Three years on from the terrific Trainwreck, Amy Schumer takes several steps backward with this high-concept comedy that’s content to trot out a series of tired old gags.
She plays an office worker shunned by society for her looks, who suffers a head injury that makes her believe she’s utterly beautiful. And while her character benefits from the new confidence this brings, the potentially progressive conceit is horribly executed.
There’s something missing at its heart that makes the whole endeavour feel slimy. The message of loving oneself without the need for external validation is hammered home, but beneath the mantras, the old Hollywood trope of Fat Equals Funny is key to every gag. We chortle as Schumer dares to enter a bikini contest! Guffaw as her head trauma makes her believe she could be a model! The moral of the story doesn’t ring true when so much of the comedy comes from the notion that someone who looks like Schumer could ever feel satisfied with her appearance.
There are obvious comparisons with 2001 comedy Shallow Hal, an odious mess that featured Gwyneth Paltrow in a fat suit and women being described as rhinos.
This film doesn’t miss the mark that spectacularly, with the jokes never being quite that cruel. But Schumer is wasted in the lead, and has said far more interesting (and funny) things about body-image in other projects. Equally adrift is prestige actress Michelle Williams, seemingly parachuted in to add a sparkle of class, but given little to work with as Schumer’s boss who happens to have a funny voice.

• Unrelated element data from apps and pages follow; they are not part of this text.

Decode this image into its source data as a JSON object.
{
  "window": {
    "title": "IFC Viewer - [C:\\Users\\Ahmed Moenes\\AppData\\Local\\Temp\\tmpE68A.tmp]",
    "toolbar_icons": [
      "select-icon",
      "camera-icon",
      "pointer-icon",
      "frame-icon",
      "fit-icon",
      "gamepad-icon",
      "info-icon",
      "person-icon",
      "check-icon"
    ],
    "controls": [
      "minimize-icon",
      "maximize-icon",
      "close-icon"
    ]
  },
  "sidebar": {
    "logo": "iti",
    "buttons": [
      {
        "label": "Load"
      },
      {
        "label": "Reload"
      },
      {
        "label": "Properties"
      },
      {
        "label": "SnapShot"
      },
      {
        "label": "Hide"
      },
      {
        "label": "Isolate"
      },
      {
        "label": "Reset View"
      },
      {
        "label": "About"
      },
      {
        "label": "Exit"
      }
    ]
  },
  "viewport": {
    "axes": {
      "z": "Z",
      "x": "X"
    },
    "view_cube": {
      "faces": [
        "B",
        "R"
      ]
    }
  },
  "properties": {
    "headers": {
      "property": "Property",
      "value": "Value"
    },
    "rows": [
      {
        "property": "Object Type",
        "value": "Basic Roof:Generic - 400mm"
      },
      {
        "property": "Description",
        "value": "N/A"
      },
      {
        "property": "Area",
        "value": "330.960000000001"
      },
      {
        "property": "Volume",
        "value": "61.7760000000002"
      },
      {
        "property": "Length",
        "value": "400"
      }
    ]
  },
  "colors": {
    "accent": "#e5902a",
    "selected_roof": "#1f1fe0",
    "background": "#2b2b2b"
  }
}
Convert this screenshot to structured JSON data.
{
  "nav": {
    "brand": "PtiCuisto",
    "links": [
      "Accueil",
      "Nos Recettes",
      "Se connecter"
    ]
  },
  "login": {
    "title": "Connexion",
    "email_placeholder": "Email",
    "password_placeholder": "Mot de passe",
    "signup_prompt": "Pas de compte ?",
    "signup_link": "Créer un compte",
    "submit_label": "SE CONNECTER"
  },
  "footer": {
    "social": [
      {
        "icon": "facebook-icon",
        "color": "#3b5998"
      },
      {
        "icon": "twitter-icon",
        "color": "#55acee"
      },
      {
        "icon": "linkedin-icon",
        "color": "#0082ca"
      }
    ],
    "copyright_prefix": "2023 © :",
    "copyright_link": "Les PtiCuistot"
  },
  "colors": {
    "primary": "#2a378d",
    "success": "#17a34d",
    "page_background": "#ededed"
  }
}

Like last year’s equally flawed Snatched, I Feel Pretty shows Schumer struggling to match the grit and hilarity of her breakthrough, and, indeed, her real-life interviews. It seems that even one of comedy’s most interesting voices can’t convincingly preach body confidence through the distorted lens of the Hollywood camera.